Dr. John Marshall Kilimanjaro Sr., 1930-2019

Afriquie I. Kilimanjaro | 4/4/2019, 11:22 a.m.
Dr. John Marshall Kilimanjaro (né Stevenson) Sr., professor, civil rights activist, trailblazing newspaper founder and publisher of the Carolina Peacemaker, ...
Dr. John Marshall Kilimanjaro Sr. Contributed

Dr. John Marshall Kilimanjaro (né Stevenson) Sr., professor, civil rights activist, trailblazing newspaper founder and publisher of the Carolina Peacemaker, passed away on Wednesday, March 27, 2019, at Hospice of the Piedmont in High Point, N.C. John was born on June 6, 1930, in Little Rock, Arkansas to the late Isabell Lawson Broy Stevenson, a Registered Nurse, and the late Arthur Leonard Stevenson, a Pullman Porter. He was the youngest of three children.

John’s mother, Isabell, died when he was 5 years old. He was placed at Sager Brown Orphanage in Baldwin, Louisiana, where he continued to hone his piano skills. He was raised by his aunts Ruth Stevenson Lundy, Beatrice Broy Josey and Sarilda Phillips.

John graduated from Rust College Preparatory School in Holly Springs, Mississippi. He began his college education at Tougaloo College in Tougaloo, Mississippi; while there, he was a charter member of the Rho Epsilon Chapter (1948) of Omega Psi Phi Fraternity, Incorporated.

In 1952, John earned a B.A. in English from Arkansas A.M. & N. College (today, the University of Arkansas at Pine Bluff). He was one of approximately seven African-American graduate students to attend classes at the University of Arkansas at Fayetteville, where he earned a Master of Arts and a doctoral degree in Speech, Theatre Arts and English Literature (1956, 1965).

He served in the United States Marine Corps in Europe and the United States Navy as a Naval Hospital Corpsman during the Korean War.

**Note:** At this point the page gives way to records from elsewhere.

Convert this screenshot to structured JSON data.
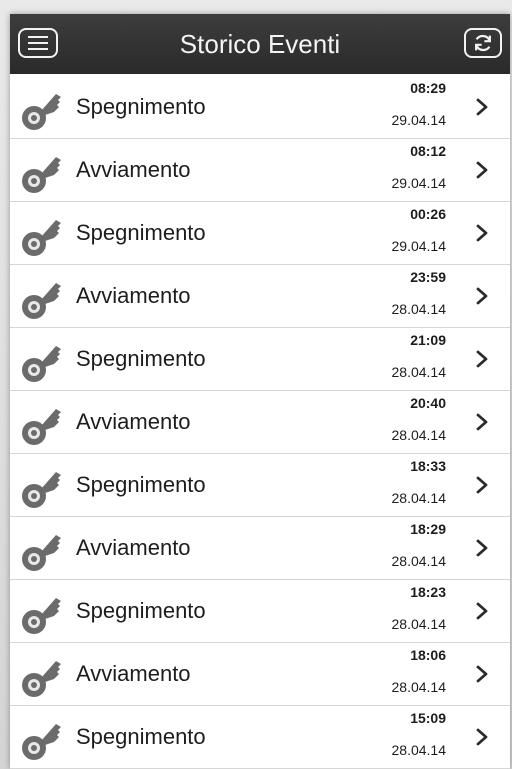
{
  "header": {
    "title": "Storico Eventi",
    "menu_icon": "menu-icon",
    "refresh_icon": "refresh-icon"
  },
  "colors": {
    "header_bg": "#2f2f2f",
    "key_icon": "#6b6b6b",
    "chevron": "#2b2b2b"
  },
  "events": [
    {
      "label": "Spegnimento",
      "time": "08:29",
      "date": "29.04.14"
    },
    {
      "label": "Avviamento",
      "time": "08:12",
      "date": "29.04.14"
    },
    {
      "label": "Spegnimento",
      "time": "00:26",
      "date": "29.04.14"
    },
    {
      "label": "Avviamento",
      "time": "23:59",
      "date": "28.04.14"
    },
    {
      "label": "Spegnimento",
      "time": "21:09",
      "date": "28.04.14"
    },
    {
      "label": "Avviamento",
      "time": "20:40",
      "date": "28.04.14"
    },
    {
      "label": "Spegnimento",
      "time": "18:33",
      "date": "28.04.14"
    },
    {
      "label": "Avviamento",
      "time": "18:29",
      "date": "28.04.14"
    },
    {
      "label": "Spegnimento",
      "time": "18:23",
      "date": "28.04.14"
    },
    {
      "label": "Avviamento",
      "time": "18:06",
      "date": "28.04.14"
    },
    {
      "label": "Spegnimento",
      "time": "15:09",
      "date": "28.04.14"
    }
  ]
}
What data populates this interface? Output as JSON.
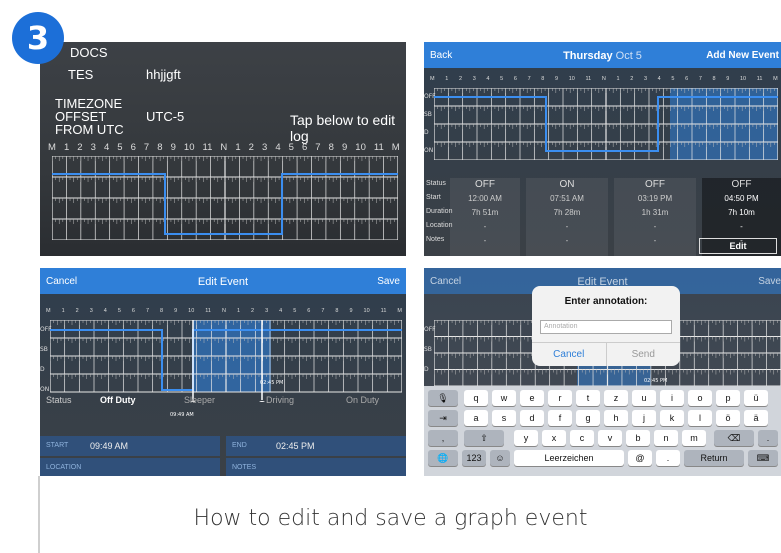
{
  "badge": "3",
  "caption": "How to edit and save a graph event",
  "p1": {
    "docs": "DOCS",
    "notes_label": "TES",
    "notes_value": "hhjjgft",
    "tz_label_1": "TIMEZONE",
    "tz_label_2": "OFFSET",
    "tz_label_3": "FROM UTC",
    "tz_value": "UTC-5",
    "tap_text": "Tap below to edit log"
  },
  "hours": [
    "M",
    "1",
    "2",
    "3",
    "4",
    "5",
    "6",
    "7",
    "8",
    "9",
    "10",
    "11",
    "N",
    "1",
    "2",
    "3",
    "4",
    "5",
    "6",
    "7",
    "8",
    "9",
    "10",
    "11",
    "M"
  ],
  "rows": [
    "OFF",
    "SB",
    "D",
    "ON"
  ],
  "p2": {
    "back": "Back",
    "title": "Thursday",
    "date": "Oct 5",
    "add": "Add New Event",
    "labels": [
      "Status",
      "Start",
      "Duration",
      "Location",
      "Notes"
    ],
    "cols": [
      {
        "status": "OFF",
        "start": "12:00 AM",
        "duration": "7h 51m",
        "loc": "-",
        "notes": "-"
      },
      {
        "status": "ON",
        "start": "07:51 AM",
        "duration": "7h 28m",
        "loc": "-",
        "notes": "-"
      },
      {
        "status": "OFF",
        "start": "03:19 PM",
        "duration": "1h 31m",
        "loc": "-",
        "notes": "-"
      },
      {
        "status": "OFF",
        "start": "04:50 PM",
        "duration": "7h 10m",
        "loc": "-",
        "notes": "-"
      }
    ],
    "edit": "Edit"
  },
  "p3": {
    "cancel": "Cancel",
    "title": "Edit Event",
    "save": "Save",
    "status": "Status",
    "opts": [
      "Off Duty",
      "Sleeper",
      "Driving",
      "On Duty"
    ],
    "start_k": "START",
    "start_v": "09:49 AM",
    "end_k": "END",
    "end_v": "02:45 PM",
    "loc_k": "LOCATION",
    "notes_k": "NOTES",
    "marker1": "09:49 AM",
    "marker2": "02:45 PM"
  },
  "p4": {
    "cancel": "Cancel",
    "title": "Edit Event",
    "save": "Save",
    "dlg_title": "Enter annotation:",
    "placeholder": "Annotation",
    "dlg_cancel": "Cancel",
    "dlg_send": "Send",
    "marker": "02:45 PM",
    "row1": [
      "q",
      "w",
      "e",
      "r",
      "t",
      "z",
      "u",
      "i",
      "o",
      "p",
      "ü"
    ],
    "row2": [
      "a",
      "s",
      "d",
      "f",
      "g",
      "h",
      "j",
      "k",
      "l",
      "ö",
      "ä"
    ],
    "row3": [
      "y",
      "x",
      "c",
      "v",
      "b",
      "n",
      "m"
    ],
    "space": "Leerzeichen",
    "at": "@",
    "dot": ".",
    "ret": "Return",
    "num": "123",
    "comma": ",",
    "period": "."
  },
  "colors": {
    "accent": "#2f7fd8",
    "badge": "#1c6fd8"
  }
}
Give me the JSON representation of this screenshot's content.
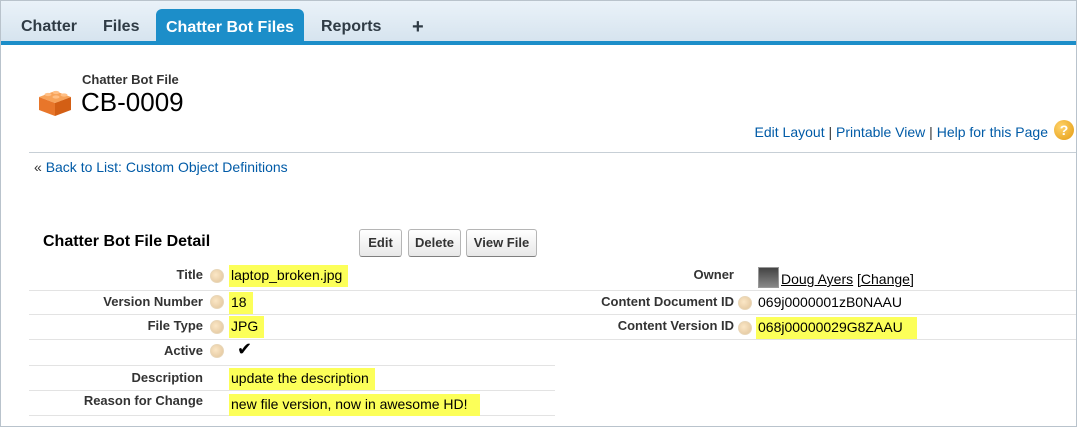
{
  "tabs": [
    {
      "label": "Chatter",
      "active": false
    },
    {
      "label": "Files",
      "active": false
    },
    {
      "label": "Chatter Bot Files",
      "active": true
    },
    {
      "label": "Reports",
      "active": false
    },
    {
      "label": "+",
      "active": false
    }
  ],
  "header": {
    "object_type": "Chatter Bot File",
    "record_name": "CB-0009",
    "icon": "orange-block-icon"
  },
  "links": {
    "edit_layout": "Edit Layout",
    "sep1": "|",
    "printable_view": "Printable View",
    "sep2": "|",
    "help": "Help for this Page",
    "help_icon": "?"
  },
  "back": {
    "prefix": "«",
    "label": "Back to List: Custom Object Definitions"
  },
  "detail": {
    "title": "Chatter Bot File Detail",
    "buttons": {
      "edit": "Edit",
      "delete": "Delete",
      "view_file": "View File"
    }
  },
  "fields": {
    "title": {
      "label": "Title",
      "value": "laptop_broken.jpg"
    },
    "version_number": {
      "label": "Version Number",
      "value": "18"
    },
    "file_type": {
      "label": "File Type",
      "value": "JPG"
    },
    "active": {
      "label": "Active",
      "value": "✔"
    },
    "description": {
      "label": "Description",
      "value": "update the description"
    },
    "reason_for_change": {
      "label": "Reason for Change",
      "value": "new file version, now in awesome HD!"
    },
    "owner": {
      "label": "Owner",
      "value": "Doug Ayers",
      "change": "[Change]"
    },
    "content_document_id": {
      "label": "Content Document ID",
      "value": "069j0000001zB0NAAU"
    },
    "content_version_id": {
      "label": "Content Version ID",
      "value": "068j00000029G8ZAAU"
    }
  },
  "colors": {
    "accent": "#1c8ec9",
    "highlight": "#fcff59",
    "link": "#015ba7"
  }
}
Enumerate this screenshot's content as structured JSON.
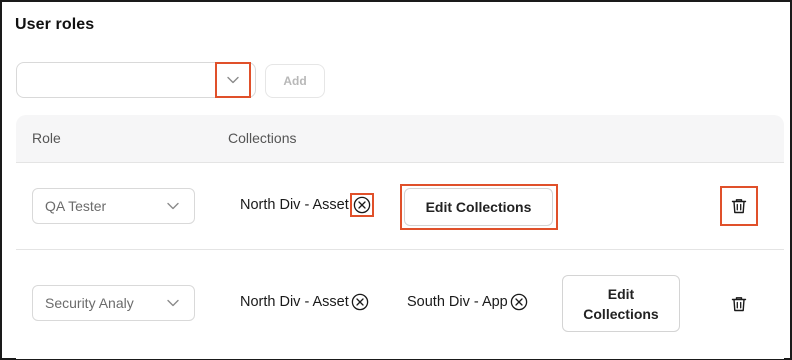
{
  "section_title": "User roles",
  "role_picker": {
    "value": "",
    "dropdown_icon": "chevron-down-icon"
  },
  "add_label": "Add",
  "table": {
    "headers": [
      "Role",
      "Collections"
    ],
    "rows": [
      {
        "role": "QA Tester",
        "collections": [
          "North Div - Asset"
        ],
        "edit_label": "Edit Collections"
      },
      {
        "role": "Security Analy",
        "collections": [
          "North Div - Asset",
          "South Div - App"
        ],
        "edit_label_line1": "Edit",
        "edit_label_line2": "Collections"
      }
    ]
  },
  "icons": {
    "remove": "close-circle-icon",
    "delete": "trash-icon"
  },
  "colors": {
    "highlight": "#e0502a",
    "header_bg": "#f6f6f7",
    "border": "#d9d9d9",
    "muted_text": "#b8b8b8"
  }
}
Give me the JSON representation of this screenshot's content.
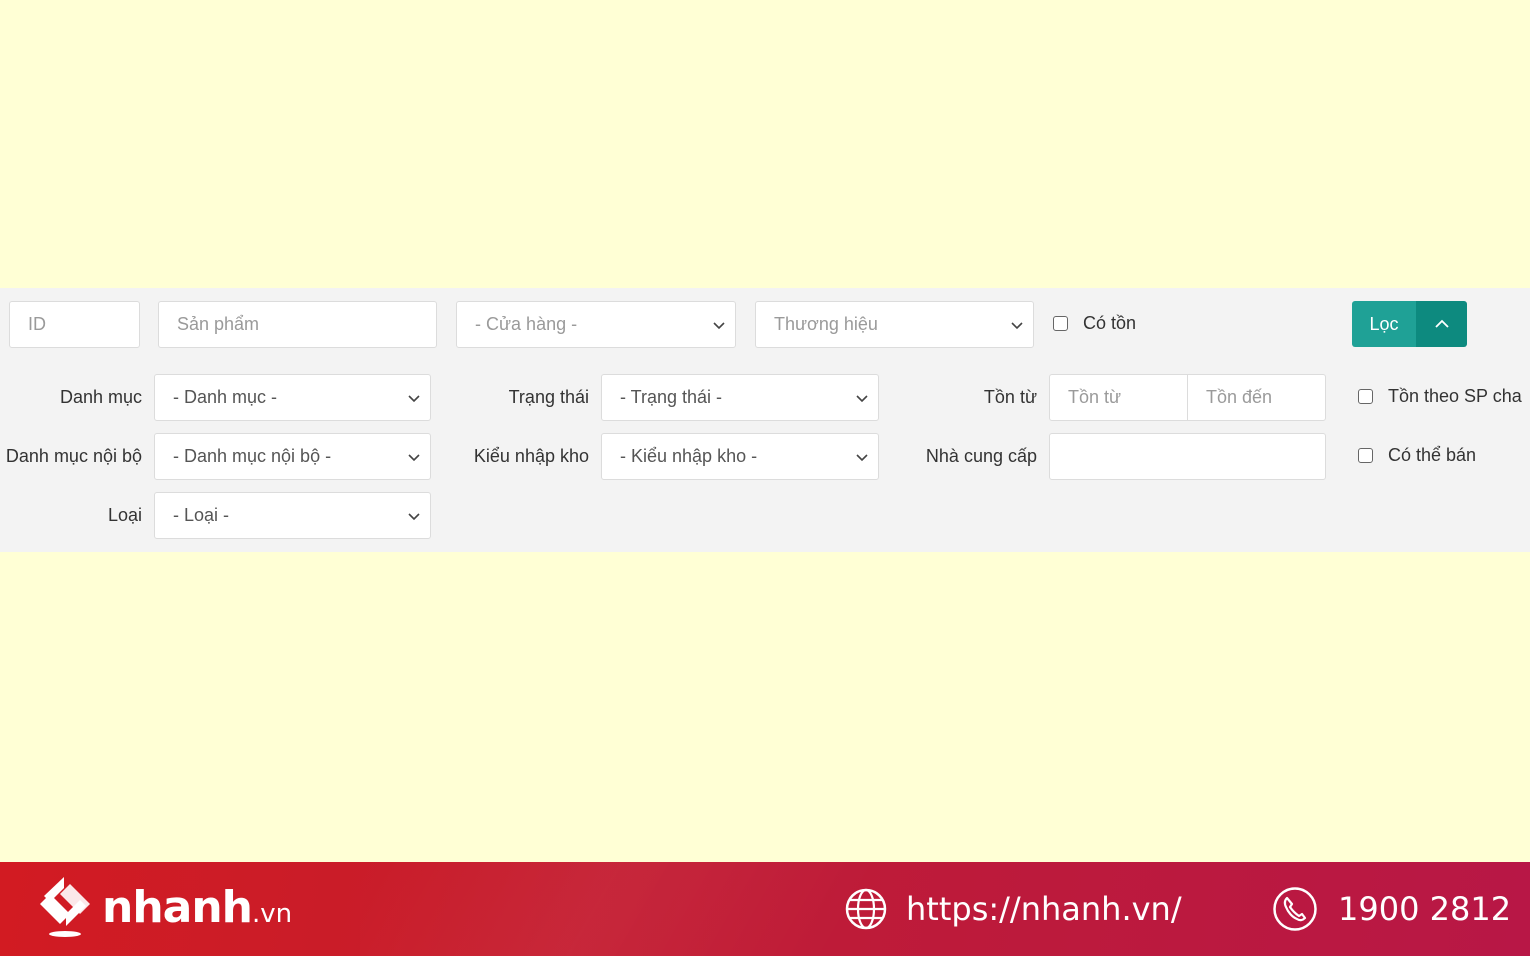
{
  "filters": {
    "id_placeholder": "ID",
    "product_placeholder": "Sản phẩm",
    "store_select": "- Cửa hàng -",
    "brand_select": "Thương hiệu",
    "in_stock_label": "Có tồn",
    "filter_button": "Lọc",
    "category_label": "Danh mục",
    "category_select": "- Danh mục -",
    "internal_category_label": "Danh mục nội bộ",
    "internal_category_select": "- Danh mục nội bộ -",
    "type_label": "Loại",
    "type_select": "- Loại -",
    "status_label": "Trạng thái",
    "status_select": "- Trạng thái -",
    "import_type_label": "Kiểu nhập kho",
    "import_type_select": "- Kiểu nhập kho -",
    "stock_range_label": "Tồn từ",
    "stock_from_placeholder": "Tồn từ",
    "stock_to_placeholder": "Tồn đến",
    "supplier_label": "Nhà cung cấp",
    "supplier_value": "",
    "stock_by_parent_label": "Tồn theo SP cha",
    "sellable_label": "Có thể bán"
  },
  "footer": {
    "brand": "nhanh",
    "brand_tld": ".vn",
    "url": "https://nhanh.vn/",
    "phone": "1900 2812"
  },
  "colors": {
    "background": "#ffffd5",
    "panel": "#f3f3f3",
    "button_primary": "#1fa196",
    "button_secondary": "#0d8a7f",
    "footer": "#c81c2a"
  }
}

In 1955, Dr. John Marshall Kilimanjaro came to Greensboro, as a “junior instructor” in the Department of English of North Carolina Agricultural & Technical College. Soon after arriving, John joined Temple Emanuel. He married Vickie Kilimanjaro on August 25, 1956, at the Temple located on Greene Street. Rabbi Fred Rypins officiated the service. John served faithfully as a religious school instructor for high school students. He also served as vice president of Temple Brotherhood and volunteered with a host of Brotherhood activities.

Throughout his life, John was always cognizant of the social injustices and the tough economic plight faced by African Americans. In 1958, John was tapped by the late Dr. Edwin Edmonds, who was chairman of the Division of Social Sciences at Bennett College and with the Wesley Foundation at A&T, to become the secretary of the Greensboro NAACP. Today, he is a double life member.

In 1958, Dr. Edmonds, a former classmate with Dr. Martin Luther King Jr. at Boston University, convinced King to give a speech in Greensboro. Kilimanjaro along with several other Greensboro notables helped arrange the gathering, which was held at Pfeiffer Chapel on the campus of Bennett College.

It was during this portentous meeting that John, encouraged by Dr. King, promised to take an active part in the struggle for civil and equal rights and make an enduring contribution that would benefit his community and enhance the lives of the people of Greensboro. The realization and continuing manifestation of this pledge is the weekly newspaper, Carolina Peacemaker.

In 1967, John and wife, Vickie, founded the Carolina Peacemaker, which is the longest running weekly newspaper in Greensboro/ Guilford County. John sought to provide a publication that would tell the stories majority media systematically ignored. The paper’s first offices were located on Gorrell Street in Greensboro.